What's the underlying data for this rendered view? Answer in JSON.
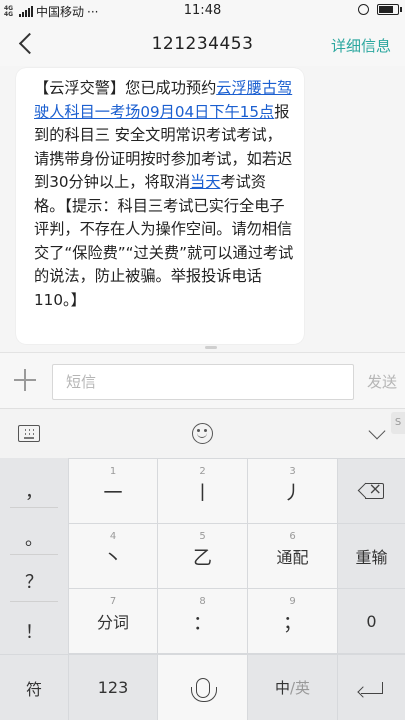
{
  "status_bar": {
    "network": "4G 4G",
    "carrier": "中国移动",
    "more": "···",
    "time": "11:48",
    "battery_level": 0.85
  },
  "header": {
    "title": "121234453",
    "detail_label": "详细信息"
  },
  "message": {
    "part1": "【云浮交警】您已成功预约",
    "link1": "云浮腰古驾驶人科目一考场09月04日下午15点",
    "part2": "报到的科目三 安全文明常识考试考试，请携带身份证明按时参加考试，如若迟到30分钟以上，将取消",
    "link2": "当天",
    "part3": "考试资格。【提示：科目三考试已实行全电子评判，不存在人为操作空间。请勿相信交了“保险费”“过关费”就可以通过考试的说法，防止被骗。举报投诉电话110。】"
  },
  "compose": {
    "placeholder": "短信",
    "send_label": "发送"
  },
  "keyboard": {
    "side_symbols": [
      "，",
      "。",
      "？",
      "！"
    ],
    "keys": [
      {
        "num": "1",
        "label": "一"
      },
      {
        "num": "2",
        "label": "丨"
      },
      {
        "num": "3",
        "label": "丿"
      },
      {
        "num": "4",
        "label": "丶"
      },
      {
        "num": "5",
        "label": "乙"
      },
      {
        "num": "6",
        "label": "通配"
      },
      {
        "num": "7",
        "label": "分词"
      },
      {
        "num": "8",
        "label": "："
      },
      {
        "num": "9",
        "label": "；"
      }
    ],
    "retype_label": "重输",
    "zero_label": "0",
    "symbol_label": "符",
    "num_label": "123",
    "lang_primary": "中",
    "lang_sep": "/",
    "lang_secondary": "英",
    "side_badge": "S"
  },
  "colors": {
    "accent": "#2ba79f",
    "link": "#1b5fd0"
  }
}
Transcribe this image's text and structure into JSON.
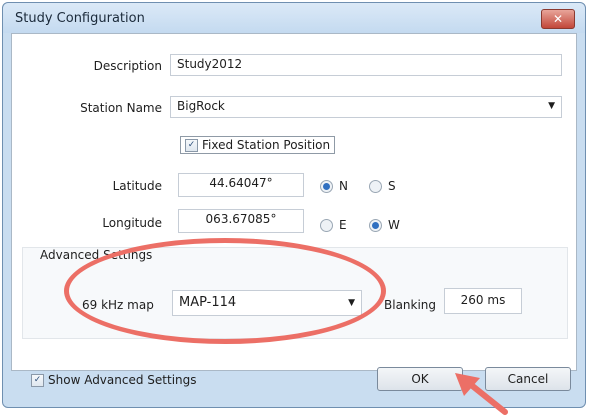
{
  "window": {
    "title": "Study Configuration",
    "close_glyph": "✕"
  },
  "form": {
    "description_label": "Description",
    "description_value": "Study2012",
    "station_label": "Station Name",
    "station_value": "BigRock",
    "fixed_position_label": "Fixed Station Position",
    "fixed_position_checked": true,
    "latitude_label": "Latitude",
    "latitude_value": "44.64047°",
    "latitude_options": [
      "N",
      "S"
    ],
    "latitude_selected": "N",
    "longitude_label": "Longitude",
    "longitude_value": "063.67085°",
    "longitude_options": [
      "E",
      "W"
    ],
    "longitude_selected": "W"
  },
  "advanced": {
    "group_label": "Advanced Settings",
    "map_label": "69 kHz map",
    "map_value": "MAP-114",
    "blanking_label": "Blanking",
    "blanking_value": "260 ms"
  },
  "footer": {
    "show_advanced_label": "Show Advanced Settings",
    "show_advanced_checked": true,
    "ok_label": "OK",
    "cancel_label": "Cancel"
  },
  "colors": {
    "annotation": "#ec6f66",
    "window_frame": "#c9ddf0",
    "radio_selected": "#2f6fc0"
  },
  "icons": {
    "dropdown": "chevron-down-icon",
    "check": "checkmark-icon",
    "close": "close-icon",
    "annotation_arrow": "pointer-arrow-icon"
  }
}
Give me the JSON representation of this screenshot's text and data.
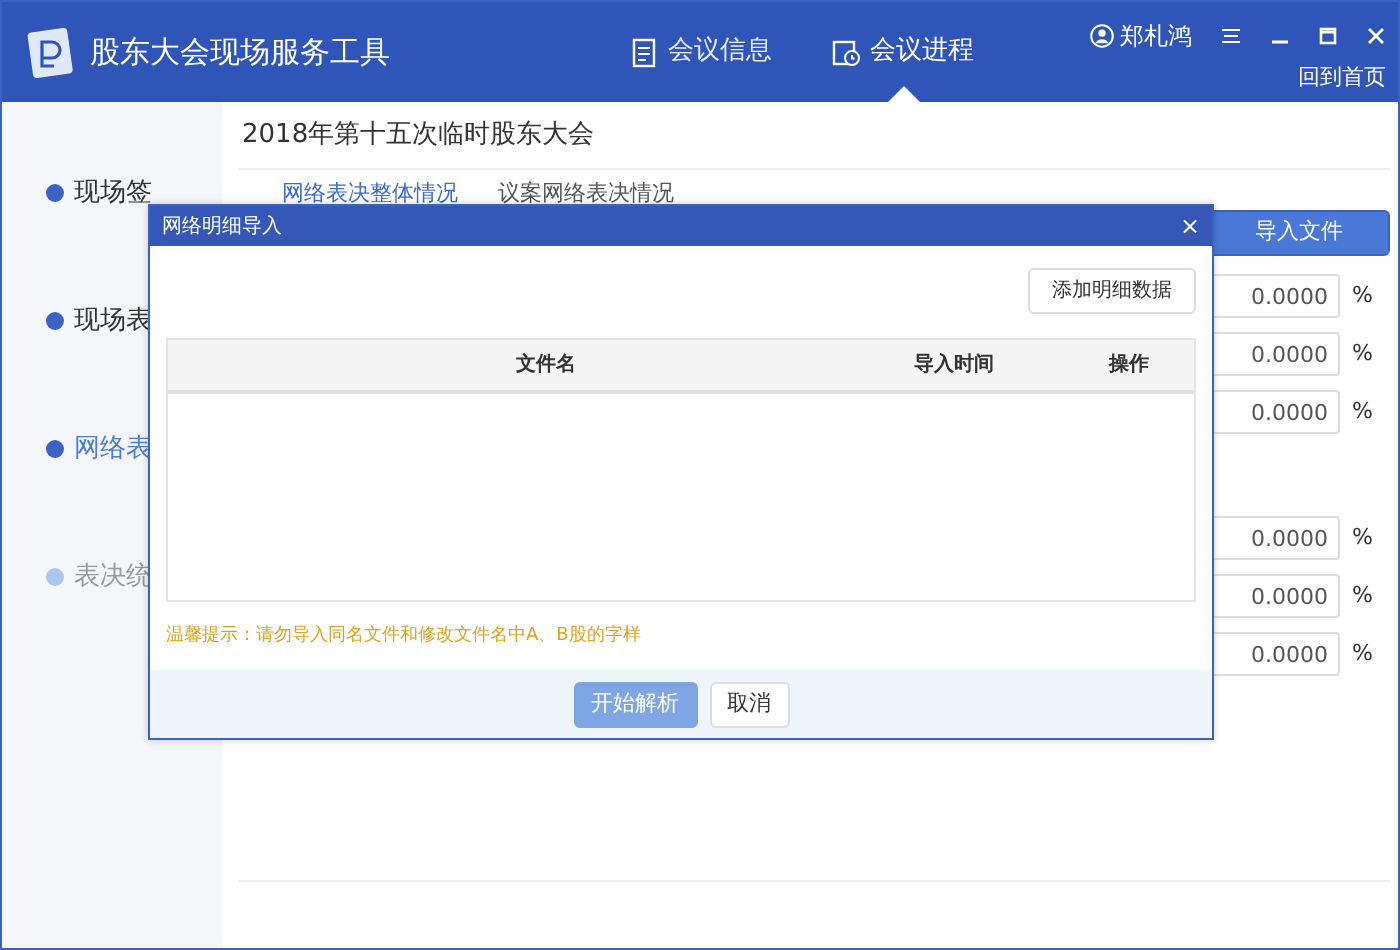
{
  "app": {
    "title": "股东大会现场服务工具"
  },
  "nav": [
    {
      "label": "会议信息",
      "selected": false
    },
    {
      "label": "会议进程",
      "selected": true
    }
  ],
  "user": {
    "name": "郑札鸿"
  },
  "home_link": "回到首页",
  "steps": [
    {
      "label": "现场签",
      "done": true,
      "selected": false
    },
    {
      "label": "现场表",
      "done": true,
      "selected": false
    },
    {
      "label": "网络表",
      "done": true,
      "selected": true
    },
    {
      "label": "表决统",
      "done": false,
      "selected": false
    }
  ],
  "meeting_title": "2018年第十五次临时股东大会",
  "tabs": [
    {
      "label": "网络表决整体情况",
      "selected": true
    },
    {
      "label": "议案网络表决情况",
      "selected": false
    }
  ],
  "import_button": "导入文件",
  "ratio_groups": [
    [
      {
        "value": "0.0000",
        "unit": "%"
      },
      {
        "value": "0.0000",
        "unit": "%"
      },
      {
        "value": "0.0000",
        "unit": "%"
      }
    ],
    [
      {
        "value": "0.0000",
        "unit": "%"
      },
      {
        "value": "0.0000",
        "unit": "%"
      },
      {
        "value": "0.0000",
        "unit": "%"
      }
    ]
  ],
  "dialog": {
    "title": "网络明细导入",
    "close": "×",
    "add_button": "添加明细数据",
    "columns": [
      "文件名",
      "导入时间",
      "操作"
    ],
    "hint": "温馨提示：请勿导入同名文件和修改文件名中A、B股的字样",
    "buttons": [
      {
        "label": "开始解析",
        "kind": "primary"
      },
      {
        "label": "取消",
        "kind": "secondary"
      }
    ]
  }
}
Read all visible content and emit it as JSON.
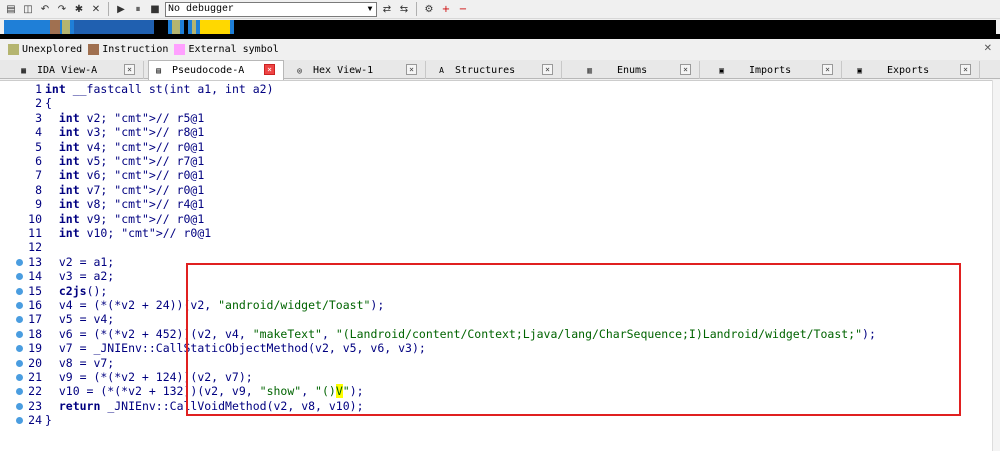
{
  "toolbar": {
    "debugger_select": "No debugger",
    "icons": [
      "open-icon",
      "save-icon",
      "back-icon",
      "forward-icon",
      "breakpoint-icon",
      "close-icon",
      "play-icon",
      "pause-icon",
      "stop-icon",
      "attach-icon",
      "detach-icon",
      "settings-icon",
      "add-icon",
      "remove-icon"
    ]
  },
  "legend": {
    "items": [
      {
        "label": "Unexplored",
        "color": "#b5b570"
      },
      {
        "label": "Instruction",
        "color": "#a07050"
      },
      {
        "label": "External symbol",
        "color": "#ffa0ff"
      }
    ]
  },
  "tabs": [
    {
      "label": "IDA View-A",
      "active": false,
      "icon": "graph-icon"
    },
    {
      "label": "Pseudocode-A",
      "active": true,
      "icon": "pseudocode-icon"
    },
    {
      "label": "Hex View-1",
      "active": false,
      "icon": "hex-icon"
    },
    {
      "label": "Structures",
      "active": false,
      "icon": "structures-icon"
    },
    {
      "label": "Enums",
      "active": false,
      "icon": "enums-icon"
    },
    {
      "label": "Imports",
      "active": false,
      "icon": "imports-icon"
    },
    {
      "label": "Exports",
      "active": false,
      "icon": "exports-icon"
    }
  ],
  "code": {
    "lines": [
      {
        "n": "1",
        "text": "int __fastcall st(int a1, int a2)"
      },
      {
        "n": "2",
        "text": "{"
      },
      {
        "n": "3",
        "text": "  int v2; // r5@1"
      },
      {
        "n": "4",
        "text": "  int v3; // r8@1"
      },
      {
        "n": "5",
        "text": "  int v4; // r0@1"
      },
      {
        "n": "6",
        "text": "  int v5; // r7@1"
      },
      {
        "n": "7",
        "text": "  int v6; // r0@1"
      },
      {
        "n": "8",
        "text": "  int v7; // r0@1"
      },
      {
        "n": "9",
        "text": "  int v8; // r4@1"
      },
      {
        "n": "10",
        "text": "  int v9; // r0@1"
      },
      {
        "n": "11",
        "text": "  int v10; // r0@1"
      },
      {
        "n": "12",
        "text": ""
      },
      {
        "n": "13",
        "text": "  v2 = a1;"
      },
      {
        "n": "14",
        "text": "  v3 = a2;"
      },
      {
        "n": "15",
        "text": "  c2js();"
      },
      {
        "n": "16",
        "text": "  v4 = (*(*v2 + 24))(v2, \"android/widget/Toast\");"
      },
      {
        "n": "17",
        "text": "  v5 = v4;"
      },
      {
        "n": "18",
        "text": "  v6 = (*(*v2 + 452))(v2, v4, \"makeText\", \"(Landroid/content/Context;Ljava/lang/CharSequence;I)Landroid/widget/Toast;\");"
      },
      {
        "n": "19",
        "text": "  v7 = _JNIEnv::CallStaticObjectMethod(v2, v5, v6, v3);"
      },
      {
        "n": "20",
        "text": "  v8 = v7;"
      },
      {
        "n": "21",
        "text": "  v9 = (*(*v2 + 124))(v2, v7);"
      },
      {
        "n": "22",
        "text": "  v10 = (*(*v2 + 132))(v2, v9, \"show\", \"()V\");"
      },
      {
        "n": "23",
        "text": "  return _JNIEnv::CallVoidMethod(v2, v8, v10);"
      },
      {
        "n": "24",
        "text": "}"
      }
    ]
  },
  "colors": {
    "keyword": "#000080",
    "comment": "#2f8ab8",
    "string": "#006400",
    "highlight": "#ffff00",
    "annotation_box": "#e02020",
    "breakpoint_dot": "#4a9de0"
  }
}
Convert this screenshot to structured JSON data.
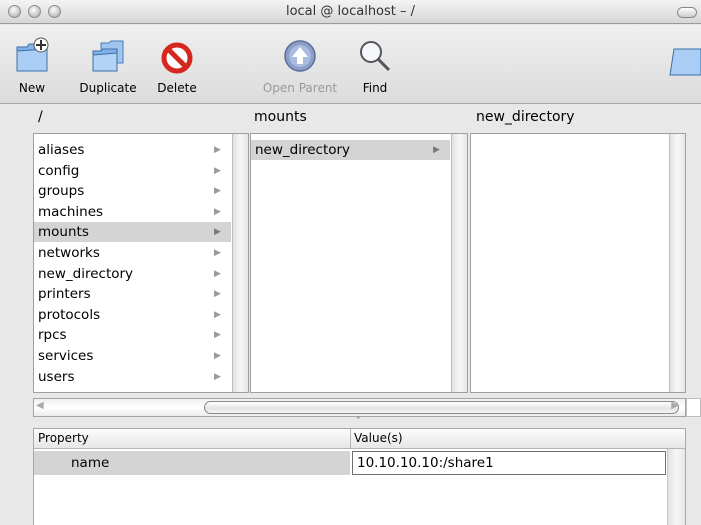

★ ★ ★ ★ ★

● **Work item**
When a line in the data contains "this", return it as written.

● **Exercise result**
What's the underlying data for this rendered view? Answer in JSON.
Transcribe this image's text and structure into JSON.
Give me the JSON representation of this screenshot's text and data.
Convert this screenshot to structured JSON data.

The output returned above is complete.